percentage as compared to overrun of control ice cream. At
higher concentrations, addition of 0.05 or 0.10% FSM or CSM%
had no significant effect on the overrun percentage; addition of
0.05% GG had adverse effect on the overrun of resultant ice
cream as compared with control ice cream.
- As a concentration of GG, FSM or CSM increased, the hardness
of resultant ice cream decreased as compared with control ice
cream.After 10 min, ice cream containing 0.025 CSM had the least
melted ice cream. Thereafter, the amount of melted ice cream was
lower in that containing 0.025% CSM, 0.05% GG or 0.1% FSM
compared with control ice cream.
- Slight improvement in both melting quality and body & texture of
all frozen ice cream containing GG, FSM or CSM was observed.
Also, frozen ice cream containing 0.05% GG or 0.025% CSM
gained the highest score, which characterized with more
smoothness and creaminess compared with that of other
from the foregoing results, it can be concluded that the functional
properties of polysaccharides in the liquids depend on the source of
polysaccharides and type of ingredients as well as polysaccharides
concentrations. For example, GG solution (1% w/w) exhibited higher
apparent viscosity followed by FSM and CSM solutions. However, no
much difference was observed in ice cream mix containing 0.025 or
0.05% GG, FSM or CSM; whereas the apparent viscosity of ice cream
mixes containing 0.1% FSM was the highest. Both CSM and FSM
exhibited anti-hypercholesterolemic and glucose metabolism controlling
effects, and did not induce toxic effects in both liver and kidney functions
of the male rats orally administrated with either mucilages. In yoghurt as
fermented milk, the addition of 0.05% FSM and CSM was sufficient to
improve the quality of set-yoghurt during storage period at 5± 2°C for 15
days, while addition of GG must be no more than 0.025%. In ice cream,
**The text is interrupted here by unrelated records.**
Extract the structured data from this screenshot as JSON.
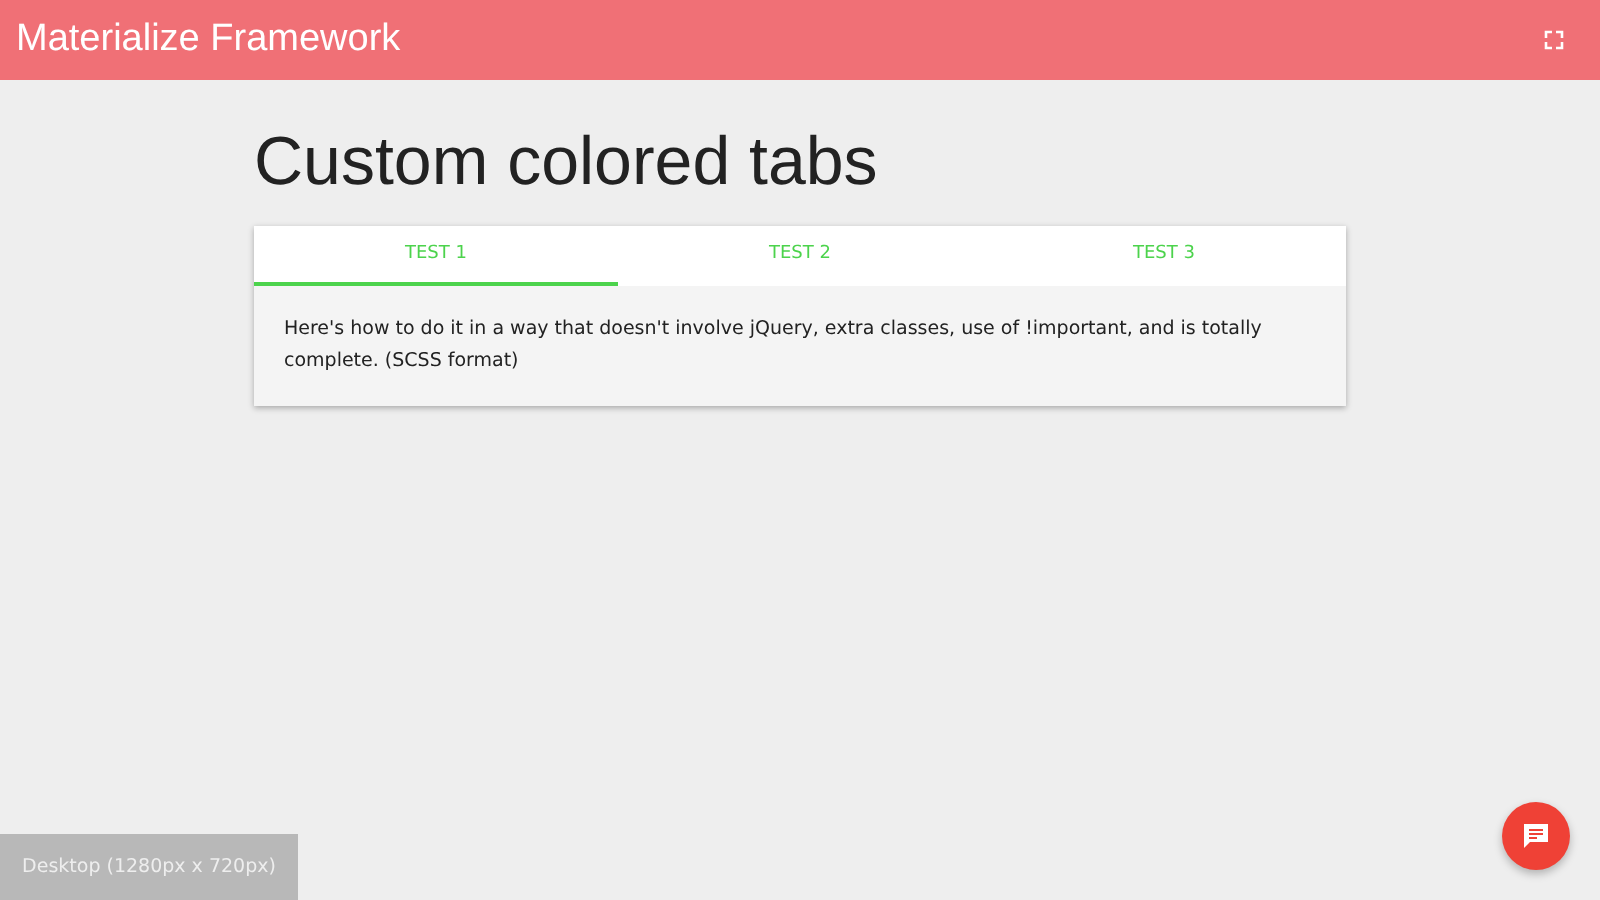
{
  "header": {
    "title": "Materialize Framework"
  },
  "heading": "Custom colored tabs",
  "tabs": [
    {
      "label": "TEST 1",
      "selected": true
    },
    {
      "label": "TEST 2",
      "selected": false
    },
    {
      "label": "TEST 3",
      "selected": false
    }
  ],
  "content": "Here's how to do it in a way that doesn't involve jQuery, extra classes, use of !important, and is totally complete. (SCSS format)",
  "viewport_badge": "Desktop (1280px x 720px)"
}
addition of 0.025% FSM, CSM or 0.05% commercial GG was the best
percentage to improve the physical and sensorial properties of resultant